What this exercise requires is a verbatim reproduction of the data below.

[SOURCE MATERIAL Boundary: Start]

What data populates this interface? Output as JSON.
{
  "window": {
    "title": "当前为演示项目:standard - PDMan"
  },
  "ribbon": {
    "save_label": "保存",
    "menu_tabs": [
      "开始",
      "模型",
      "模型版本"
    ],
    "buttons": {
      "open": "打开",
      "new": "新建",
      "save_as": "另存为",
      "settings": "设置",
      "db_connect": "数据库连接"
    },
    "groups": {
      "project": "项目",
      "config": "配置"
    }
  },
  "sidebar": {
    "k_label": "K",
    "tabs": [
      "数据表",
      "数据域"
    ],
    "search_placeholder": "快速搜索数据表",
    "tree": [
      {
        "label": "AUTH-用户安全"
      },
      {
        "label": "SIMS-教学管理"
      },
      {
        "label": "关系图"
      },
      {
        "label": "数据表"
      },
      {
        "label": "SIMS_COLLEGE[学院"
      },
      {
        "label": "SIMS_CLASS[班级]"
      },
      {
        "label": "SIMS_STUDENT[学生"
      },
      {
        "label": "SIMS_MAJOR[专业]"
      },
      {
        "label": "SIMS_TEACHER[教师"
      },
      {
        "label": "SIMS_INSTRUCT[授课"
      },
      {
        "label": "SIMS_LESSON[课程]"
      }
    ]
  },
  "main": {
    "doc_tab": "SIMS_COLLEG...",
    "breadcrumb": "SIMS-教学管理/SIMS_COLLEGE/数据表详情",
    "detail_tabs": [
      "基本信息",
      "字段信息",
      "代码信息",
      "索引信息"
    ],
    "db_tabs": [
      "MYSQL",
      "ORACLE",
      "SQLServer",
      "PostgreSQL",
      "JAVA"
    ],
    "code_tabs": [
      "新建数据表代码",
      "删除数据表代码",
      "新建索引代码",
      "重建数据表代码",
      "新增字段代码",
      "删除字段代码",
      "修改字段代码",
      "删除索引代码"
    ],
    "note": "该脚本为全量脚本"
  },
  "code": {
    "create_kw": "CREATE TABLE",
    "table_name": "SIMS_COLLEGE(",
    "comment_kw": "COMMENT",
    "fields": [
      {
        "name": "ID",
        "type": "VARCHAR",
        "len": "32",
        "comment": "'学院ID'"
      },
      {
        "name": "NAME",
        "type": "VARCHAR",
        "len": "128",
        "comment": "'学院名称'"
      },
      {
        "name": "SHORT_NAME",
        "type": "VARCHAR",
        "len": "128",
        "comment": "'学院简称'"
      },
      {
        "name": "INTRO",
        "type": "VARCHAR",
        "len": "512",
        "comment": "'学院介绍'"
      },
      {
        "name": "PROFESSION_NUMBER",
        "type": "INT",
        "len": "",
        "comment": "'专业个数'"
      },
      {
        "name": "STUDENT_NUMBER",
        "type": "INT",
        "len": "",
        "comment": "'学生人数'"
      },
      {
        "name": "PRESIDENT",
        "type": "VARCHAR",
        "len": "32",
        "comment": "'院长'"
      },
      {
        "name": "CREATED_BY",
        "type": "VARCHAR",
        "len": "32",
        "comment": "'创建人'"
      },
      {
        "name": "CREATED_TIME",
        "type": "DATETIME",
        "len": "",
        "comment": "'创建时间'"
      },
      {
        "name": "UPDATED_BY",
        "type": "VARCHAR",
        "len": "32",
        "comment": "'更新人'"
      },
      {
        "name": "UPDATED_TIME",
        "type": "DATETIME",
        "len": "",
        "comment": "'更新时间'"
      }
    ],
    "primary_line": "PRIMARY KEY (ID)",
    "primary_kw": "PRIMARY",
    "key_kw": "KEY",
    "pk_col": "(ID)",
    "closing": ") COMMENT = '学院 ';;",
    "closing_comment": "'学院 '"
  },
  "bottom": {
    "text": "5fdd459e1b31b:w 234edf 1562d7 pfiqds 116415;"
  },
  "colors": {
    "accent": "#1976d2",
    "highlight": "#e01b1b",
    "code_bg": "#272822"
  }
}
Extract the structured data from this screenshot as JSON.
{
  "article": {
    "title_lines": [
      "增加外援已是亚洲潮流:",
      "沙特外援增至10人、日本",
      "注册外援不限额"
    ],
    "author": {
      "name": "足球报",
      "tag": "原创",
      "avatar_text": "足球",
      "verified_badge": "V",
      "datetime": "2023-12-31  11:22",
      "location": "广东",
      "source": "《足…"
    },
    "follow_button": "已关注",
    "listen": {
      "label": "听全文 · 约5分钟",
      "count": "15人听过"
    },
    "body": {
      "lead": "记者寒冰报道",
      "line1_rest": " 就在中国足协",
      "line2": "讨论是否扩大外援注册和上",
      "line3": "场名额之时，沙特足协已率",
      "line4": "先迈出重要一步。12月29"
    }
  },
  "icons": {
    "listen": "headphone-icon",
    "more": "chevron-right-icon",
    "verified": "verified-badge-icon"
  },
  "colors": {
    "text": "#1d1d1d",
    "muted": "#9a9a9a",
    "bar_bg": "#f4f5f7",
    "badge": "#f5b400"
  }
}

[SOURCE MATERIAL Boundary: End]

__RESULT OF THE TASK__.
What data populates this interface? Output as JSON.
{
  "window": {
    "title": "当前为演示项目:standard - PDMan"
  },
  "ribbon": {
    "save_label": "保存",
    "menu_tabs": [
      "开始",
      "模型",
      "模型版本"
    ],
    "buttons": {
      "open": "打开",
      "new": "新建",
      "save_as": "另存为",
      "settings": "设置",
      "db_connect": "数据库连接"
    },
    "groups": {
      "project": "项目",
      "config": "配置"
    }
  },
  "sidebar": {
    "k_label": "K",
    "tabs": [
      "数据表",
      "数据域"
    ],
    "search_placeholder": "快速搜索数据表",
    "tree": [
      {
        "label": "AUTH-用户安全"
      },
      {
        "label": "SIMS-教学管理"
      },
      {
        "label": "关系图"
      },
      {
        "label": "数据表"
      },
      {
        "label": "SIMS_COLLEGE[学院"
      },
      {
        "label": "SIMS_CLASS[班级]"
      },
      {
        "label": "SIMS_STUDENT[学生"
      },
      {
        "label": "SIMS_MAJOR[专业]"
      },
      {
        "label": "SIMS_TEACHER[教师"
      },
      {
        "label": "SIMS_INSTRUCT[授课"
      },
      {
        "label": "SIMS_LESSON[课程]"
      }
    ]
  },
  "main": {
    "doc_tab": "SIMS_COLLEG...",
    "breadcrumb": "SIMS-教学管理/SIMS_COLLEGE/数据表详情",
    "detail_tabs": [
      "基本信息",
      "字段信息",
      "代码信息",
      "索引信息"
    ],
    "db_tabs": [
      "MYSQL",
      "ORACLE",
      "SQLServer",
      "PostgreSQL",
      "JAVA"
    ],
    "code_tabs": [
      "新建数据表代码",
      "删除数据表代码",
      "新建索引代码",
      "重建数据表代码",
      "新增字段代码",
      "删除字段代码",
      "修改字段代码",
      "删除索引代码"
    ],
    "note": "该脚本为全量脚本"
  },
  "code": {
    "create_kw": "CREATE TABLE",
    "table_name": "SIMS_COLLEGE(",
    "comment_kw": "COMMENT",
    "fields": [
      {
        "name": "ID",
        "type": "VARCHAR",
        "len": "32",
        "comment": "'学院ID'"
      },
      {
        "name": "NAME",
        "type": "VARCHAR",
        "len": "128",
        "comment": "'学院名称'"
      },
      {
        "name": "SHORT_NAME",
        "type": "VARCHAR",
        "len": "128",
        "comment": "'学院简称'"
      },
      {
        "name": "INTRO",
        "type": "VARCHAR",
        "len": "512",
        "comment": "'学院介绍'"
      },
      {
        "name": "PROFESSION_NUMBER",
        "type": "INT",
        "len": "",
        "comment": "'专业个数'"
      },
      {
        "name": "STUDENT_NUMBER",
        "type": "INT",
        "len": "",
        "comment": "'学生人数'"
      },
      {
        "name": "PRESIDENT",
        "type": "VARCHAR",
        "len": "32",
        "comment": "'院长'"
      },
      {
        "name": "CREATED_BY",
        "type": "VARCHAR",
        "len": "32",
        "comment": "'创建人'"
      },
      {
        "name": "CREATED_TIME",
        "type": "DATETIME",
        "len": "",
        "comment": "'创建时间'"
      },
      {
        "name": "UPDATED_BY",
        "type": "VARCHAR",
        "len": "32",
        "comment": "'更新人'"
      },
      {
        "name": "UPDATED_TIME",
        "type": "DATETIME",
        "len": "",
        "comment": "'更新时间'"
      }
    ],
    "primary_line": "PRIMARY KEY (ID)",
    "primary_kw": "PRIMARY",
    "key_kw": "KEY",
    "pk_col": "(ID)",
    "closing": ") COMMENT = '学院 ';;",
    "closing_comment": "'学院 '"
  },
  "bottom": {
    "text": "5fdd459e1b31b:w 234edf 1562d7 pfiqds 116415;"
  },
  "colors": {
    "accent": "#1976d2",
    "highlight": "#e01b1b",
    "code_bg": "#272822"
  }
}
Extract the structured data from this screenshot as JSON.
{
  "article": {
    "title_lines": [
      "增加外援已是亚洲潮流:",
      "沙特外援增至10人、日本",
      "注册外援不限额"
    ],
    "author": {
      "name": "足球报",
      "tag": "原创",
      "avatar_text": "足球",
      "verified_badge": "V",
      "datetime": "2023-12-31  11:22",
      "location": "广东",
      "source": "《足…"
    },
    "follow_button": "已关注",
    "listen": {
      "label": "听全文 · 约5分钟",
      "count": "15人听过"
    },
    "body": {
      "lead": "记者寒冰报道",
      "line1_rest": " 就在中国足协",
      "line2": "讨论是否扩大外援注册和上",
      "line3": "场名额之时，沙特足协已率",
      "line4": "先迈出重要一步。12月29"
    }
  },
  "icons": {
    "listen": "headphone-icon",
    "more": "chevron-right-icon",
    "verified": "verified-badge-icon"
  },
  "colors": {
    "text": "#1d1d1d",
    "muted": "#9a9a9a",
    "bar_bg": "#f4f5f7",
    "badge": "#f5b400"
  }
}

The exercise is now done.